- **Work item**
What lines below include the string "structure"? Pick them out and copy them.

┄┄┄┄┄┄┄┄┄┄

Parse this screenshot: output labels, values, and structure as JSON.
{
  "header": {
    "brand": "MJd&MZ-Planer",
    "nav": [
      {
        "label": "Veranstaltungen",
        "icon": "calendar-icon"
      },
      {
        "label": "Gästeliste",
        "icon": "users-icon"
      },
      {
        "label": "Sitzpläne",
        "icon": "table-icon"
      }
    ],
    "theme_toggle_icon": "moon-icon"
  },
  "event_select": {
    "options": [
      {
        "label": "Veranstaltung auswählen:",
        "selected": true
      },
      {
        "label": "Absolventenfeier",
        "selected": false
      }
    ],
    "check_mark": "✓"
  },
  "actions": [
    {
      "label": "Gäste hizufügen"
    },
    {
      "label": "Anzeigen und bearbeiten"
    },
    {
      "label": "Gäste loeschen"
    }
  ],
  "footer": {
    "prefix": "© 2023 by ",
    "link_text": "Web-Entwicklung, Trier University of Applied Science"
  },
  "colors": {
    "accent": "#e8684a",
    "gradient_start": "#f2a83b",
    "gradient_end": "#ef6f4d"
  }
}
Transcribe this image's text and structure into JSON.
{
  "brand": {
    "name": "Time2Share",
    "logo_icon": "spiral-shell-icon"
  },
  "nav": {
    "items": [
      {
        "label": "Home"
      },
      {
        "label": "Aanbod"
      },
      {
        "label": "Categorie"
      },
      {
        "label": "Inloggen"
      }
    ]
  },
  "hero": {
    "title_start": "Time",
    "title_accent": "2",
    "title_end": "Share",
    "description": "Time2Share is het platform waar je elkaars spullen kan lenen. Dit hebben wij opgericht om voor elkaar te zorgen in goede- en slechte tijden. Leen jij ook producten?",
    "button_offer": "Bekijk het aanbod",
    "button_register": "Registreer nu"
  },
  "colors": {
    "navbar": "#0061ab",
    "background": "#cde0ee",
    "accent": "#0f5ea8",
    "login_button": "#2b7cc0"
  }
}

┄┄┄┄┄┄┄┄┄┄

- **Your solution**
Parse this screenshot: output labels, values, and structure as JSON.
Transcribe this image's text and structure into JSON.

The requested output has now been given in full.